App and web page records:

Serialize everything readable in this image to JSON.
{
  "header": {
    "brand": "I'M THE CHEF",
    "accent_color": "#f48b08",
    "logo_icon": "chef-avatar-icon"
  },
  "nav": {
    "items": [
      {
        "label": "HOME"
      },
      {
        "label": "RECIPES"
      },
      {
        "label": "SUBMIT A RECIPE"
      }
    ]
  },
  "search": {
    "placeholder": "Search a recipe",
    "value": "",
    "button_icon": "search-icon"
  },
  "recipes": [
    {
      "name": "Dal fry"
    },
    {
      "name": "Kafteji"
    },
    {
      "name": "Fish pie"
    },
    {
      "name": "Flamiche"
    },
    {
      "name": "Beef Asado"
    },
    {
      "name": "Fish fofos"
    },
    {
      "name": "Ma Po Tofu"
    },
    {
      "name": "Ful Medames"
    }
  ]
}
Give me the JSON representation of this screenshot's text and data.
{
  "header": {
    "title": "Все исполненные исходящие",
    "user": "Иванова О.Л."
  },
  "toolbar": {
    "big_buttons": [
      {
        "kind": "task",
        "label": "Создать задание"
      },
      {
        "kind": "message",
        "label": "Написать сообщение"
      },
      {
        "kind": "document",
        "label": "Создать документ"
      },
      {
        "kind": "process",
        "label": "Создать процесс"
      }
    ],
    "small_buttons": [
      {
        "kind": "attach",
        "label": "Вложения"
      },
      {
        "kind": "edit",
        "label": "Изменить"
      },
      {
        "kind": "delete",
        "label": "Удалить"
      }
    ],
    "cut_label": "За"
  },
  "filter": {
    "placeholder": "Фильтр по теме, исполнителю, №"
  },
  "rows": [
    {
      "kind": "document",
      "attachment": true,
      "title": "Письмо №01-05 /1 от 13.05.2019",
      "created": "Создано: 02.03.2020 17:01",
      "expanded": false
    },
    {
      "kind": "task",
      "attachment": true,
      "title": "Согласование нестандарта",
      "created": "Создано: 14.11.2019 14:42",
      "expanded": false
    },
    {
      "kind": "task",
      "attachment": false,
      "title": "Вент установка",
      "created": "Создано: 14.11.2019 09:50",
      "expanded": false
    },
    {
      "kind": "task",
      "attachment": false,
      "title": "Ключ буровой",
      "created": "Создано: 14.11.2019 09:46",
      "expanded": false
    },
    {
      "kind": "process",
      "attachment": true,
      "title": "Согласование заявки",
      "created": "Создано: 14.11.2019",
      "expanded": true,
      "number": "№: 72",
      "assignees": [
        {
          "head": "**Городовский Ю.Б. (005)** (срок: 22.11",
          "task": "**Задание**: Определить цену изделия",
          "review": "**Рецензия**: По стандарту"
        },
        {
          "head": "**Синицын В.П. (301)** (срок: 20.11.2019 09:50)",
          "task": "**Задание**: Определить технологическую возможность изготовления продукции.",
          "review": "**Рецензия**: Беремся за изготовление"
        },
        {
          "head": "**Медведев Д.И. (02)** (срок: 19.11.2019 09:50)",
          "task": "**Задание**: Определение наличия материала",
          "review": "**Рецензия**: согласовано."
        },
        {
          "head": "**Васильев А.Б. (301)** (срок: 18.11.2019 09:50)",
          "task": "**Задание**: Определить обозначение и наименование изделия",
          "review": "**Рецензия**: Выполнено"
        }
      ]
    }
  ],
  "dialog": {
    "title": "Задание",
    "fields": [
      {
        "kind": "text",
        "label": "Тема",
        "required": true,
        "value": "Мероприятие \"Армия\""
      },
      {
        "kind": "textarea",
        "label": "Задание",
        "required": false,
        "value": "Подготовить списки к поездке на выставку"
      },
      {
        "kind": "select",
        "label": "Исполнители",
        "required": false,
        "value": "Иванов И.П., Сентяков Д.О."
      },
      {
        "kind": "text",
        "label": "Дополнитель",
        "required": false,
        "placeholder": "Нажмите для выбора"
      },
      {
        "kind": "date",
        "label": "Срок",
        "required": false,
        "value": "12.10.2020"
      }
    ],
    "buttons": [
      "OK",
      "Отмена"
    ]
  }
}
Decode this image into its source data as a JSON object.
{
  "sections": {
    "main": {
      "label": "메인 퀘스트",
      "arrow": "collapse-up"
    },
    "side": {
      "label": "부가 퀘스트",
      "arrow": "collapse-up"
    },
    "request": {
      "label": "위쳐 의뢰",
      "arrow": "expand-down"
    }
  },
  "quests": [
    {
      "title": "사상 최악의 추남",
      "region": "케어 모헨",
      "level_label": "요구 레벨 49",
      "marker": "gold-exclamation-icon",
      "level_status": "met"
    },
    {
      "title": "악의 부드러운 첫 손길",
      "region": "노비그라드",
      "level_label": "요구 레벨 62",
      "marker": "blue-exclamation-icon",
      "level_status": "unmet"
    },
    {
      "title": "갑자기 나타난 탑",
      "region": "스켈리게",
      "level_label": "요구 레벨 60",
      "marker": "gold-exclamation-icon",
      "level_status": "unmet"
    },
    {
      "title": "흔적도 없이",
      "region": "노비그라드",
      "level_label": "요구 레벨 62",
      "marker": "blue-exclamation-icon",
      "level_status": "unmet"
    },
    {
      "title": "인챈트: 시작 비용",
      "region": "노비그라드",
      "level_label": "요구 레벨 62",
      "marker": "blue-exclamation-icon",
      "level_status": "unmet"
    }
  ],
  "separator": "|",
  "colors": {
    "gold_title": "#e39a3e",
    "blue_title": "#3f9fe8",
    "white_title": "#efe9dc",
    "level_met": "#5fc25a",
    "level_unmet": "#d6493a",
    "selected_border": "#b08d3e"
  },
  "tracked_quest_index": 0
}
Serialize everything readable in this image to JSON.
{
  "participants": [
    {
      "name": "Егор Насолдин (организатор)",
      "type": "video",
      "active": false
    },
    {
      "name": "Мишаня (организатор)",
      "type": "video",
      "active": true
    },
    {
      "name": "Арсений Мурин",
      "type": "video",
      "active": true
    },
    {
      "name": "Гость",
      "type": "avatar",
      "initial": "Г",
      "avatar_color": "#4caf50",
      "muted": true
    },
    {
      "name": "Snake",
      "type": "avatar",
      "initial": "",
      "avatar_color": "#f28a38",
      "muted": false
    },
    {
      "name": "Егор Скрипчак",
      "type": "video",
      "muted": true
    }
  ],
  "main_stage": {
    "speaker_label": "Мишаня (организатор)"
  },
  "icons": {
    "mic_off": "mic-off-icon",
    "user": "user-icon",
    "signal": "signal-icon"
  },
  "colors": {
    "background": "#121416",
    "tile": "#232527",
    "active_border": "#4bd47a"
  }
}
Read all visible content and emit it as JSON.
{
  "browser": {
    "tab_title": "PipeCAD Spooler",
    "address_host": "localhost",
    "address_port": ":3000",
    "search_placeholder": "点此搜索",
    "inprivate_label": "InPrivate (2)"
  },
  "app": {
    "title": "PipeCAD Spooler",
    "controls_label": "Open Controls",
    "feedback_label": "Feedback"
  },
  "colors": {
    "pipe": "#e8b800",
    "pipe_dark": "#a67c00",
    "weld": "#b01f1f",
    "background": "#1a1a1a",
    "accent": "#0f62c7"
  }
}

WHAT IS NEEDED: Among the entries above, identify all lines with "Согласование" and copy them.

ANSWER FOR THIS EXERCISE:
      "title": "Согласование нестандарта",
      "title": "Согласование заявки",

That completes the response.